Ad Boy is little more than a scrapbook, albeit a bright, shiny and reasonably well-organized one. This collection of images, depicting characters dreamed up to shill for everything from spark plugs to soft drinks, offers plenty of colorful eye candy, but little in the way of context, to say nothing of analysis.
Ad Boy is like a companion volume to Dotz and Husain’s earlier work, Meet Mr. Product, if not for the fact that the two books contain some of the very same characters. If anything, Mr. Product stands out as a stronger work, offering as it does more in the way of context and analysis.

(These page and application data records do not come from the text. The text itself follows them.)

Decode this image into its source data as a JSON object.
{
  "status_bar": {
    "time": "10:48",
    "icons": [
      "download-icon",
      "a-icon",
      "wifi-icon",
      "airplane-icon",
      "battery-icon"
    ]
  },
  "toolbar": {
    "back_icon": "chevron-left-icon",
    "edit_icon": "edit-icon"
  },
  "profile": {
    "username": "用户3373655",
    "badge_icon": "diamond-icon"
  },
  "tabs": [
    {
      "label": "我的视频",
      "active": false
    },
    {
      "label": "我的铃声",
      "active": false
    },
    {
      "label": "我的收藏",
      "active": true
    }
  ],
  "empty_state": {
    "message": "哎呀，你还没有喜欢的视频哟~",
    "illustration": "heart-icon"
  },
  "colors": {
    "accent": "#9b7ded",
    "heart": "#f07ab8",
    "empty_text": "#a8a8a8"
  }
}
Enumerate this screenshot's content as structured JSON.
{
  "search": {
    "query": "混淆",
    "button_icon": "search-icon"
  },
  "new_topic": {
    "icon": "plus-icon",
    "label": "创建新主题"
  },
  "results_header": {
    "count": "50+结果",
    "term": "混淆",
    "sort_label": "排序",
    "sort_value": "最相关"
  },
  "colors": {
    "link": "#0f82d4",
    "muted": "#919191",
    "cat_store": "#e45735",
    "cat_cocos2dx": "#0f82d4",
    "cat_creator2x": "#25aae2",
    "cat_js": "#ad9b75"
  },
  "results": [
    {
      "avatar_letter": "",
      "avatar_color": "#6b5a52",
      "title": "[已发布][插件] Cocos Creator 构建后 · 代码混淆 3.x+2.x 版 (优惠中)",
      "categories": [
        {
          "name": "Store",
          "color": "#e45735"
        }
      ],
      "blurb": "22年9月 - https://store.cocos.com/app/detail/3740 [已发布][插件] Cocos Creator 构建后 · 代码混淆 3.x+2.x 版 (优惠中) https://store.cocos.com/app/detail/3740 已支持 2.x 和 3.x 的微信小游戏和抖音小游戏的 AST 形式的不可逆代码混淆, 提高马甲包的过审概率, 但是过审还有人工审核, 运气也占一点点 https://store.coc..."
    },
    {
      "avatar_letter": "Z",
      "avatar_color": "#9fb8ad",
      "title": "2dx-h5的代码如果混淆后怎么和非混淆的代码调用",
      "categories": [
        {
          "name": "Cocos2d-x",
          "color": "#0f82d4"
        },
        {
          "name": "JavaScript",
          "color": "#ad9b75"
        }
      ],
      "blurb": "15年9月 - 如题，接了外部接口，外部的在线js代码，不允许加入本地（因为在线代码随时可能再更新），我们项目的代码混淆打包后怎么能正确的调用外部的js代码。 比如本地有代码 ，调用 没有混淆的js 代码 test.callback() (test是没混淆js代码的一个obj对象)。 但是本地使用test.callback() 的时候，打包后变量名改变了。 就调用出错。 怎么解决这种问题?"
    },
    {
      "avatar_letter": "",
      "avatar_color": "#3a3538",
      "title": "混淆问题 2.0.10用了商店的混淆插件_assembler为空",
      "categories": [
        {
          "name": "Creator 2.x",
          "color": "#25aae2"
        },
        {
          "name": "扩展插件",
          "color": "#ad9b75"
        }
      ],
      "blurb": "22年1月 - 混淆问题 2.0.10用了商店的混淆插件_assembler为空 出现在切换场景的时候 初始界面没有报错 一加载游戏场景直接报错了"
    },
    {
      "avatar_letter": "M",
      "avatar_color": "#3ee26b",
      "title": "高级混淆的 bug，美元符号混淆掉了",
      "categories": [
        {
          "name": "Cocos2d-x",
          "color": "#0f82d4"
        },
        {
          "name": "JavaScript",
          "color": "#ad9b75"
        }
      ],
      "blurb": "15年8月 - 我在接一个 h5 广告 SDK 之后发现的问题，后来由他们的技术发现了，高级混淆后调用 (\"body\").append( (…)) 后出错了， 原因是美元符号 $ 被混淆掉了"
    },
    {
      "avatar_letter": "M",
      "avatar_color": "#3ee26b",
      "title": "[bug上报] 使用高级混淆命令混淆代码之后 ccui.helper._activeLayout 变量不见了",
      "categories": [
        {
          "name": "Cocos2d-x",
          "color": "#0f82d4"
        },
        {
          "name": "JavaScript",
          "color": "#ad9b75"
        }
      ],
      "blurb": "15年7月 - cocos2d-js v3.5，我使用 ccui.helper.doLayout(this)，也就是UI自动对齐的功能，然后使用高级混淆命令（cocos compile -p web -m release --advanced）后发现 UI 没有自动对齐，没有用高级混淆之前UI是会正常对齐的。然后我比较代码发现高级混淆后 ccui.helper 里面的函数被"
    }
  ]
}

The rear cover blurb suggests that “illustrators, graphic designers, advertising enthusiasts, and nostalgia buffs” are the book’s target audience, but the latter two categories may be disappointed by how little they learn about these mascots and the companies they represent. Each image is accompanied with a company name, a date and an indication of where the image appeared. For example, we’re told that a fellow named Quisp, who sports a propeller on top of his head and a goofy facial expression, was found on a “water decal” in 1972 to promote Quisp cereal.